Year 1

The goal of the project is to define the role of key regulators of pluripotency and differentiation in human embryonic stem cells (hESCs) and human induced pluripotent stem cells (hiPSCs). Work completed in the first reporting period of this project focused on a regulator named TCF-3. The role of this factor is known in mouse embryonic stem cell cultures to be a key regulator that helps define the pluripotent state in a very important way: loss of TCF-3 protein results in a refractory state of pluripotency and inability to differentiate. The molecular and cellular characteristics of TCF-3 and its function in human ESCs and iPSCs is not known. Therefore, it is not known whether human TCF-3 performs functions in hESC and hiPSC that are similar to its functions in mouse ESC. The work performed in the first funding period focused on defining the basic properties of human TCF-3 mRNA and protein expression under different culture conditions – preparatory experiments that will enable us to define its functions. Multiple conditions that enable maintenance of an embryonic stem cell state, or conditions that promote differentiation into different cell fate lineages were established. Biological tools were developed to study TCF-3 mRNA and protein under those conditions, including tools to re-introduce mutant and protein-modified TCF-3 and reagents to remove TCF-3 mRNA and protein from hESC cells. The following results were obtained: i) TCF 3 is expressed and active as a negative regulator, ii) TCF-3 protein is modified by protein cleavage and covalent modifications, iii) TCF-3 is an important regulator of differentiation genes. These data suggest that TCF-3 is an important modulator of stem cells and differentiation. While this might imply that TCF-3 performs similar functions in mouse and human ESC, we observe differences in the genes regulated and in hESC colony phenotypes when TCF-3 levels are modified.

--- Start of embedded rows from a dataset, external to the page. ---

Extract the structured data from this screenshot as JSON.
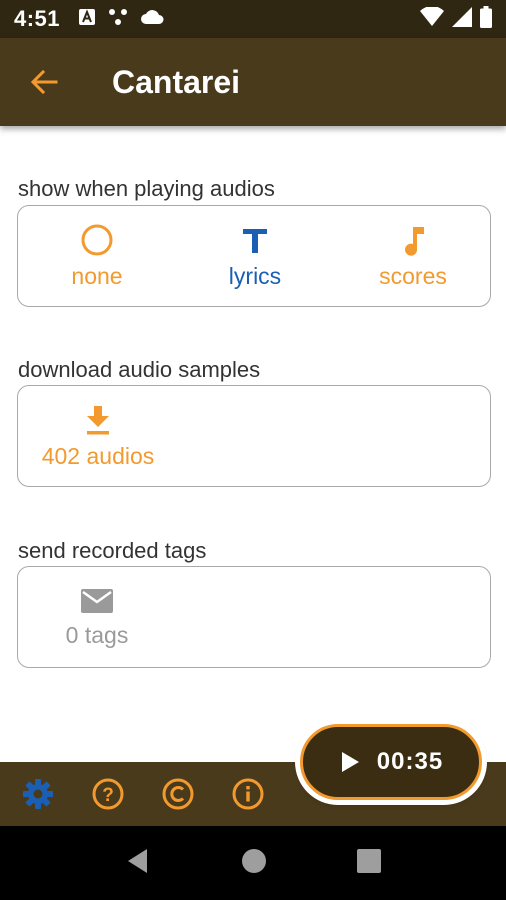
{
  "status_bar": {
    "time": "4:51"
  },
  "app_bar": {
    "title": "Cantarei"
  },
  "playback_section": {
    "label": "show when playing audios",
    "options": [
      {
        "label": "none",
        "icon": "circle-outline-icon",
        "color": "#f29a2e"
      },
      {
        "label": "lyrics",
        "icon": "text-icon",
        "color": "#1a5fb4",
        "selected": true
      },
      {
        "label": "scores",
        "icon": "music-note-icon",
        "color": "#f29a2e"
      }
    ]
  },
  "download_section": {
    "label": "download audio samples",
    "button_label": "402 audios",
    "icon": "download-icon"
  },
  "tags_section": {
    "label": "send recorded tags",
    "button_label": "0 tags",
    "icon": "mail-icon"
  },
  "player": {
    "time": "00:35",
    "icon": "play-icon"
  },
  "bottom_bar": {
    "items": [
      {
        "icon": "settings-icon",
        "active": true
      },
      {
        "icon": "help-icon"
      },
      {
        "icon": "copyright-icon"
      },
      {
        "icon": "info-icon"
      }
    ]
  },
  "colors": {
    "accent": "#f29a2e",
    "primary": "#4a3a1c",
    "selected": "#1a5fb4"
  }
}
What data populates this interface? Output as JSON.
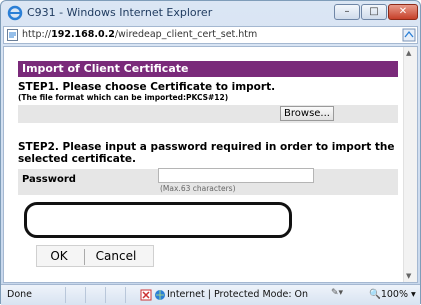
{
  "window": {
    "title": "C931 - Windows Internet Explorer",
    "minimize_glyph": "–",
    "maximize_glyph": "□",
    "close_glyph": "✕"
  },
  "address": {
    "url_prefix": "http://",
    "url_host": "192.168.0.2",
    "url_path": "/wiredeap_client_cert_set.htm"
  },
  "page": {
    "header": "Import of Client Certificate",
    "step1_title": "STEP1. Please choose Certificate to import.",
    "step1_note": "(The file format which can be imported:PKCS#12)",
    "browse_label": "Browse...",
    "step2_title": "STEP2. Please input a password required in order to import the selected certificate.",
    "password_label": "Password",
    "password_value": "",
    "password_hint": "(Max.63 characters)",
    "ok_label": "OK",
    "cancel_label": "Cancel"
  },
  "status": {
    "done": "Done",
    "zone": "Internet | Protected Mode: On",
    "zoom": "100%"
  },
  "colors": {
    "header_bg": "#7a2a7a",
    "row_bg": "#e6e6e6"
  }
}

These observations suggest there are important differences in TCF-3 function that distinguish it from its counterpart in mouse ESC. Experiments have been designed to test this hypothesis and to define how the apparent differences of human TCF-3 are established at the molecular and cell signaling level.